Data items:
+ + + + +

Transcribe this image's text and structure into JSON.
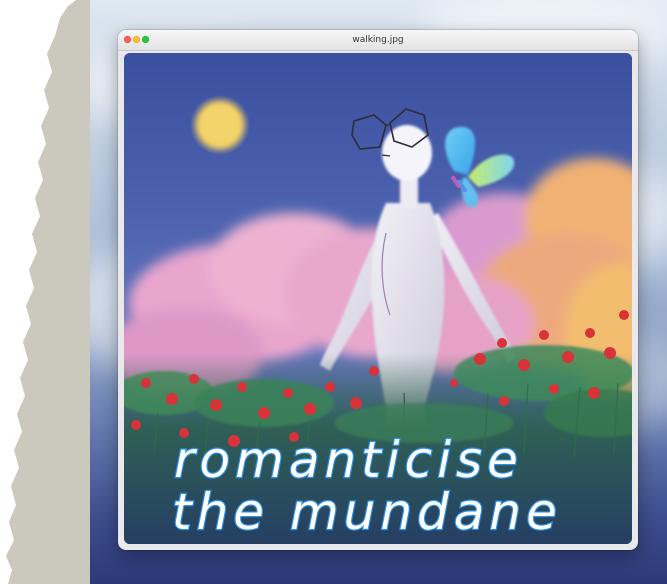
{
  "window": {
    "title": "walking.jpg"
  },
  "artwork": {
    "caption_line1": "romanticise",
    "caption_line2": "the mundane"
  },
  "colors": {
    "sky_top": "#3f53a2",
    "sun": "#f4d56b",
    "cloud_pink": "#e7a6c8",
    "cloud_orange": "#f2b170",
    "figure": "#e4e2ea",
    "butterfly_blue": "#4fb8ef",
    "butterfly_green": "#b7e86a",
    "flower_red": "#d8323a",
    "leaf_green": "#3c8a5a",
    "text_outline": "#2c8fe6",
    "text_fill": "#ffffff"
  }
}
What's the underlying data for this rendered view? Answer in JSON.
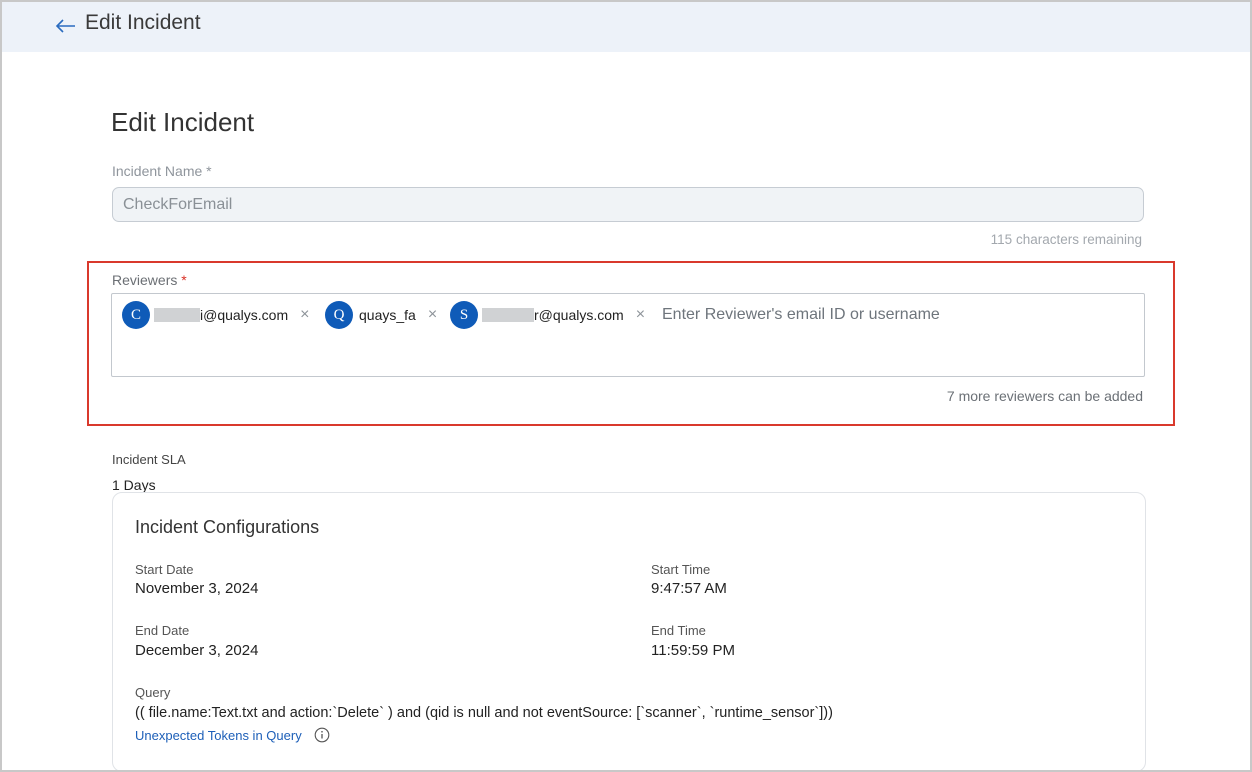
{
  "header": {
    "title": "Edit Incident",
    "back_icon": "arrow-left-icon"
  },
  "page": {
    "title": "Edit Incident"
  },
  "incident_name": {
    "label": "Incident Name",
    "required_mark": "*",
    "value": "CheckForEmail",
    "chars_remaining": "115 characters remaining"
  },
  "reviewers": {
    "label": "Reviewers",
    "required_mark": "*",
    "chips": [
      {
        "initial": "C",
        "text": "i@qualys.com",
        "redacted": true
      },
      {
        "initial": "Q",
        "text": "quays_fa",
        "redacted": false
      },
      {
        "initial": "S",
        "text": "r@qualys.com",
        "redacted": true
      }
    ],
    "remove_glyph": "×",
    "placeholder": "Enter Reviewer's email ID or username",
    "more_text": "7 more reviewers can be added",
    "avatar_color": "#0f5bb8",
    "highlight_color": "#d9392c"
  },
  "sla": {
    "label": "Incident SLA",
    "value": "1 Days"
  },
  "configurations": {
    "title": "Incident Configurations",
    "start_date_label": "Start Date",
    "start_date": "November 3, 2024",
    "start_time_label": "Start Time",
    "start_time": "9:47:57 AM",
    "end_date_label": "End Date",
    "end_date": "December 3, 2024",
    "end_time_label": "End Time",
    "end_time": "11:59:59 PM",
    "query_label": "Query",
    "query": "(( file.name:Text.txt and action:`Delete` ) and (qid is null and not eventSource: [`scanner`, `runtime_sensor`]))",
    "query_link": "Unexpected Tokens in Query",
    "info_icon": "info-circle-icon"
  }
}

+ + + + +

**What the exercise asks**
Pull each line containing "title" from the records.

**Answer box**
    "title": "walking.jpg"
    "title": "Edit Incident",
    "title": "Edit Incident"
    "title": "Incident Configurations",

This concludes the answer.